## Exercise details
Every line of the entries below that mentions "Hitachi" is to be copied out.

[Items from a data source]

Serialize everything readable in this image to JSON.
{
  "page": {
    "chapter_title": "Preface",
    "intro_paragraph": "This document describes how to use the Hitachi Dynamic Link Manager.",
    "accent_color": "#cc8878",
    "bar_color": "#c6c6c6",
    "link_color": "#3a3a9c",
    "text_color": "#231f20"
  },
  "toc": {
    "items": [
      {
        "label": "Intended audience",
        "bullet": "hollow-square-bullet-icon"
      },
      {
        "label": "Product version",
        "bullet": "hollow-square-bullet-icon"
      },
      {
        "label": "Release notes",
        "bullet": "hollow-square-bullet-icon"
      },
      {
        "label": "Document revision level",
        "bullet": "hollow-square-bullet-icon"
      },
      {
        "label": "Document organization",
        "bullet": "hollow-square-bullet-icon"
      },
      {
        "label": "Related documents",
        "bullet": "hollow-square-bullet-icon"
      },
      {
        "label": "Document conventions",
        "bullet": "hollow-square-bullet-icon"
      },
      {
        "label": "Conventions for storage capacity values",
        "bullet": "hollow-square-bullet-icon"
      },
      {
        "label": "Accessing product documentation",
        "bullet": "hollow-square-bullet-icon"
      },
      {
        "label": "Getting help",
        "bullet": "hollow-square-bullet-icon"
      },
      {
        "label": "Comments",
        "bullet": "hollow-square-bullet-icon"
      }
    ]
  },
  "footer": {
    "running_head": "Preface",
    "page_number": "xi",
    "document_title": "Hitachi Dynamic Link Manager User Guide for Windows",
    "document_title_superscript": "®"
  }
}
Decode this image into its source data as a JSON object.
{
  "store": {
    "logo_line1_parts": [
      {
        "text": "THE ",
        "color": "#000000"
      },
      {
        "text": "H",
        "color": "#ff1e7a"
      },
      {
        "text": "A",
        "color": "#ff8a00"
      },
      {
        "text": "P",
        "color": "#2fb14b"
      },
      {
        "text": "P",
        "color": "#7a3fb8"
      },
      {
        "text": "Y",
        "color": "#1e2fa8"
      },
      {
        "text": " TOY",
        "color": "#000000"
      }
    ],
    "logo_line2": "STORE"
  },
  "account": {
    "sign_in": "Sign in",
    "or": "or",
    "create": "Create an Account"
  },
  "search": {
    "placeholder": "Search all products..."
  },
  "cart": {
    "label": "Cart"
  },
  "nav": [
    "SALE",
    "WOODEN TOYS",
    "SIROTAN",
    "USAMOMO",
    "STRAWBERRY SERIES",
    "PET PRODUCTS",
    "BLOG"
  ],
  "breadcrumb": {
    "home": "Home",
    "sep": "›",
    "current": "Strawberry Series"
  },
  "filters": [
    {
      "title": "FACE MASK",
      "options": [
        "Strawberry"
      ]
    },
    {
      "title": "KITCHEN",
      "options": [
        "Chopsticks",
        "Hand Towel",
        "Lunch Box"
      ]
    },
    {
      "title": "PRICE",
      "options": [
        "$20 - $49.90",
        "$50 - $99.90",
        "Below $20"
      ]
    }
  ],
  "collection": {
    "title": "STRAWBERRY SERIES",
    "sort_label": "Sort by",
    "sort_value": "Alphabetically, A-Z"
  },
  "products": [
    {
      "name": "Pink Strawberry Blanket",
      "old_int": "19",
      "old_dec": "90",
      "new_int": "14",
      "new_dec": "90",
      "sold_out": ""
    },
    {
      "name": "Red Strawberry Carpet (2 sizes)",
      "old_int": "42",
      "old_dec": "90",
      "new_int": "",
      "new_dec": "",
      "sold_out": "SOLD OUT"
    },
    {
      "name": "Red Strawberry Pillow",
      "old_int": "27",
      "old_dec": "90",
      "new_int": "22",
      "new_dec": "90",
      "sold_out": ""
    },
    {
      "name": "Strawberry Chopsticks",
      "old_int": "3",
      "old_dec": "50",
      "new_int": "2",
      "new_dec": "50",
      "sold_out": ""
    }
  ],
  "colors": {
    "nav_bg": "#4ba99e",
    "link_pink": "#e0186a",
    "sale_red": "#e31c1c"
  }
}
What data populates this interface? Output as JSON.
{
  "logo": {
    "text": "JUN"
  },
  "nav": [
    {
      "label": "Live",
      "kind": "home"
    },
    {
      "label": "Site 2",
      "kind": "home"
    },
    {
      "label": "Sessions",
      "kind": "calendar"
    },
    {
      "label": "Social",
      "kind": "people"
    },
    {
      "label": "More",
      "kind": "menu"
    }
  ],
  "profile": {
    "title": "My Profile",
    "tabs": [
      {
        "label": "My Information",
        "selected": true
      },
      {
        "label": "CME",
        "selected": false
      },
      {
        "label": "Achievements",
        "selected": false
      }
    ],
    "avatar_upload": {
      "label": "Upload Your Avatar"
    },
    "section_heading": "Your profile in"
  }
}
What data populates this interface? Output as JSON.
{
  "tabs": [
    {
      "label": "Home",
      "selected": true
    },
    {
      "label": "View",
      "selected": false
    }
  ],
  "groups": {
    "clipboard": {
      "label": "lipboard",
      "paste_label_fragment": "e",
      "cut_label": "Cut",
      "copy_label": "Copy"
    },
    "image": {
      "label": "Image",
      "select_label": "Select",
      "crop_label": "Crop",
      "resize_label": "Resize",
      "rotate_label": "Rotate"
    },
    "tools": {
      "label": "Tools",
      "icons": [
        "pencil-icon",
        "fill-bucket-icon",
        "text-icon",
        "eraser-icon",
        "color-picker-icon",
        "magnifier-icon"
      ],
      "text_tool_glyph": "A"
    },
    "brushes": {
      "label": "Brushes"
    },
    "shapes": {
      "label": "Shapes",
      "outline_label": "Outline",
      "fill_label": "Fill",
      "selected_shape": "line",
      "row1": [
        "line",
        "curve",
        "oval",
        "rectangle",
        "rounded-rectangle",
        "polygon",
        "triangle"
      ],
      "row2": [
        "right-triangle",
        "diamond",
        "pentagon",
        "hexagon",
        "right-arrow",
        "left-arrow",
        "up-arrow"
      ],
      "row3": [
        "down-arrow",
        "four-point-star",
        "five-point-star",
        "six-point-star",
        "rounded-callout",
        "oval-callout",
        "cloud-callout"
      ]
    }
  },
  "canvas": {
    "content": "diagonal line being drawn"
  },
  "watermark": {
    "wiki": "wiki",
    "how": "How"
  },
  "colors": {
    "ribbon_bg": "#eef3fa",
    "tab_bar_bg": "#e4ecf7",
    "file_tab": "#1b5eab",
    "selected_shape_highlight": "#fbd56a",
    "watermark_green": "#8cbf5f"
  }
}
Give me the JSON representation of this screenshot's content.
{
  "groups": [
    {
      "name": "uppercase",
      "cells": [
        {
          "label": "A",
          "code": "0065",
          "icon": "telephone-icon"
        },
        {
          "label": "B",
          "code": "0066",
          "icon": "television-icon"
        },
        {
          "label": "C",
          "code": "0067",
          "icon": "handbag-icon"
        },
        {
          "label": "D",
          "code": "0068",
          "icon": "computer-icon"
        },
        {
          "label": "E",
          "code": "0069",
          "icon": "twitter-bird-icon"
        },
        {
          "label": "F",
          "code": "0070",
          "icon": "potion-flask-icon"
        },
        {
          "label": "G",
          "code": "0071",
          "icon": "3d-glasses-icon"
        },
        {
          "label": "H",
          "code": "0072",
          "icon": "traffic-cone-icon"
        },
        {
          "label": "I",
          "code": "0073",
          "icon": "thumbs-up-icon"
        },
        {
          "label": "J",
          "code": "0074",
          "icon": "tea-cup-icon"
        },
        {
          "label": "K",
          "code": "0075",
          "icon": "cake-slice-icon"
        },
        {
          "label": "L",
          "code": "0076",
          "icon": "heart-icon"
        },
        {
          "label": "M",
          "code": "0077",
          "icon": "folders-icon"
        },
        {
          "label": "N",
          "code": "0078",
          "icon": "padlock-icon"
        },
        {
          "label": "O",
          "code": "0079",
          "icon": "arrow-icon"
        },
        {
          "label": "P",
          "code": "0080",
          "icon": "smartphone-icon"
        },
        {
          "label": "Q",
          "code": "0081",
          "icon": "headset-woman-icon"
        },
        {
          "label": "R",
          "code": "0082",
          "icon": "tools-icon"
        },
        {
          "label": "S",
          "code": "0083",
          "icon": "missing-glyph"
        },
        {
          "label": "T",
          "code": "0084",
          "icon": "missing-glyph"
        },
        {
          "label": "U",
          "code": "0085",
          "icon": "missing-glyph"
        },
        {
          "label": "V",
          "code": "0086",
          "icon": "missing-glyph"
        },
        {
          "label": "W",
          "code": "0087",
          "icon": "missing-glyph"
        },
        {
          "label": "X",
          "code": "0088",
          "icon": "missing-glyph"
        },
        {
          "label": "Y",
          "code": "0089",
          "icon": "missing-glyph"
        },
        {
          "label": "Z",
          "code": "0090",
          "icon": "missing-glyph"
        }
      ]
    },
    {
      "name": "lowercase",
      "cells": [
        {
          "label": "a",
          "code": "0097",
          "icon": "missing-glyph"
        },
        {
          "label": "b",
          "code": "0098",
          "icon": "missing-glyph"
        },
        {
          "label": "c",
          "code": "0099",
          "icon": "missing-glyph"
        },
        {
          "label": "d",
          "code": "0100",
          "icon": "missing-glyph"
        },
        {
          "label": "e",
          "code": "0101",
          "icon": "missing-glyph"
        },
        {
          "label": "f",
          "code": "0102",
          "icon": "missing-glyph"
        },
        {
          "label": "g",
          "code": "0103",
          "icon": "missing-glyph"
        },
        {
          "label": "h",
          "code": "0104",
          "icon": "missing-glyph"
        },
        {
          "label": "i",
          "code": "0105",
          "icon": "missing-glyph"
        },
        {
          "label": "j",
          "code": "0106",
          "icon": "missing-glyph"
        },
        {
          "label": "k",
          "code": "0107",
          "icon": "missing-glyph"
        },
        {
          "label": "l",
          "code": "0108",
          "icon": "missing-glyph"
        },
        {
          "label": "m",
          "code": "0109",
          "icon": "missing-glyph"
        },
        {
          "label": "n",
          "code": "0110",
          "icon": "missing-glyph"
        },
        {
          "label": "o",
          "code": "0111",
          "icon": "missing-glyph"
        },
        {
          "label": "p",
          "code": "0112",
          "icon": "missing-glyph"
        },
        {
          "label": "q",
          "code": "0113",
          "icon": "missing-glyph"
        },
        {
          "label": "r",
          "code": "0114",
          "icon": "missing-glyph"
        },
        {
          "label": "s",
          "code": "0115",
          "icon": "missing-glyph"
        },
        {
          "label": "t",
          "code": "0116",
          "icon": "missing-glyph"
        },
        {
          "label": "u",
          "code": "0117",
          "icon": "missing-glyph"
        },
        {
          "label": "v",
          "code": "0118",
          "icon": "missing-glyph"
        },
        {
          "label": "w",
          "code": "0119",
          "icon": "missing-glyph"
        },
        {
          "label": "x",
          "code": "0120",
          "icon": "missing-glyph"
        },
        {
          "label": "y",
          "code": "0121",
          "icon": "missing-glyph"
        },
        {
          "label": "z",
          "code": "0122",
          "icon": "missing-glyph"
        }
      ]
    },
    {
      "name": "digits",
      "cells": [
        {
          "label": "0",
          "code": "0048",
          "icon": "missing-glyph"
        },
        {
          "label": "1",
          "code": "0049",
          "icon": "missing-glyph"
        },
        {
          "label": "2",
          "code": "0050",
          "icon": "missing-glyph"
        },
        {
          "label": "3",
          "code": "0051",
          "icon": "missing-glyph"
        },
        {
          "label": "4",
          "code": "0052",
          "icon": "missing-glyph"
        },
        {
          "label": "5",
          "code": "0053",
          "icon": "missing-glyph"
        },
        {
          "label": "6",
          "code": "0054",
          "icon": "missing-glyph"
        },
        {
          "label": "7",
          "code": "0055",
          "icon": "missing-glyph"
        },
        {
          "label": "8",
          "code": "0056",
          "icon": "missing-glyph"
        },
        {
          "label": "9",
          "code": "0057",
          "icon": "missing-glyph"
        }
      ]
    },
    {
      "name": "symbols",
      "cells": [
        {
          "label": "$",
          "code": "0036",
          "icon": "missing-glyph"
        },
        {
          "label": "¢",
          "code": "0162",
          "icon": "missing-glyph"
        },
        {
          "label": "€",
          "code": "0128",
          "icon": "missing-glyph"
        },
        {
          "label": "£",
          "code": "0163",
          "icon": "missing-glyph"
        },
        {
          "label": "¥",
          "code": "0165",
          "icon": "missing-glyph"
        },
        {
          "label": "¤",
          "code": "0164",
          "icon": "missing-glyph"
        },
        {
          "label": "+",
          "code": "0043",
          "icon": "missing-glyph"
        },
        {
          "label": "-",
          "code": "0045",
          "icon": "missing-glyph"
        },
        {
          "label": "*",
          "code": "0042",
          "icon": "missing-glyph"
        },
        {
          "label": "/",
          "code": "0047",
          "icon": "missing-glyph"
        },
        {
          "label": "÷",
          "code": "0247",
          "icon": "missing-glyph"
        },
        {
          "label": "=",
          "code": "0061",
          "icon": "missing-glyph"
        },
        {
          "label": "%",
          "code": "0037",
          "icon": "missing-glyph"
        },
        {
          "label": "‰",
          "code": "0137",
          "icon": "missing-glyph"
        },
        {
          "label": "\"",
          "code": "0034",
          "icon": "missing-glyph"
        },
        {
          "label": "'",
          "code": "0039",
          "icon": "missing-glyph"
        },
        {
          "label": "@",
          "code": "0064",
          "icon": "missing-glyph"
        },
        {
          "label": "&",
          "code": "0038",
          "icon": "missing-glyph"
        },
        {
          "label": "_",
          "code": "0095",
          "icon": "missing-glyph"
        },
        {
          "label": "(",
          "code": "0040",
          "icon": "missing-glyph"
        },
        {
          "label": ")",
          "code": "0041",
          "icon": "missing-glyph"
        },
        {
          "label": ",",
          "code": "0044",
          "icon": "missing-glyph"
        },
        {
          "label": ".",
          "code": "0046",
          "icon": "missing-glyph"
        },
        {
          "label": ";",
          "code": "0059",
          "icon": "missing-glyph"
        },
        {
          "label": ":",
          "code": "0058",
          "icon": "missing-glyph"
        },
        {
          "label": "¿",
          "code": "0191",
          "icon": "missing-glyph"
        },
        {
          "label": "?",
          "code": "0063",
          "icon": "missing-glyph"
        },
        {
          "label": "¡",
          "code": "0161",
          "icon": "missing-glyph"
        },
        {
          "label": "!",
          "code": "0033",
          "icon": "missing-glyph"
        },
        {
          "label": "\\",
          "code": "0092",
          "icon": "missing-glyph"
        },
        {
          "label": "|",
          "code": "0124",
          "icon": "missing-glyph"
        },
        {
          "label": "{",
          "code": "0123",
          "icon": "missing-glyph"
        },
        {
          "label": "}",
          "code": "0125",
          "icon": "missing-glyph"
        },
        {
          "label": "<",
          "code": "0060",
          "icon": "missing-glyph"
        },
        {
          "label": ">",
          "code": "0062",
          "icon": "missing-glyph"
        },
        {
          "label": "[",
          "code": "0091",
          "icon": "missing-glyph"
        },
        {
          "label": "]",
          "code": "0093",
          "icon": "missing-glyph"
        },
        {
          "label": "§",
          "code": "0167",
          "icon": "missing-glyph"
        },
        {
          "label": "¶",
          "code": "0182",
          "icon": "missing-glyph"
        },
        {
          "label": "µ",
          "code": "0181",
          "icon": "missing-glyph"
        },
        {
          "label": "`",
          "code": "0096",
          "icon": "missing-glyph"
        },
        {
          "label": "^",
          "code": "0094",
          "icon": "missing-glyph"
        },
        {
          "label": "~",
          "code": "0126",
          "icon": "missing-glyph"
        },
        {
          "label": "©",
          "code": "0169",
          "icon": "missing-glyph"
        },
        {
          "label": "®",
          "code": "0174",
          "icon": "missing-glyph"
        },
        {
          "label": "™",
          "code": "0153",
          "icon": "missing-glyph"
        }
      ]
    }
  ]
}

## Solution
    "intro_paragraph": "This document describes how to use the Hitachi Dynamic Link Manager.",
    "document_title": "Hitachi Dynamic Link Manager User Guide for Windows",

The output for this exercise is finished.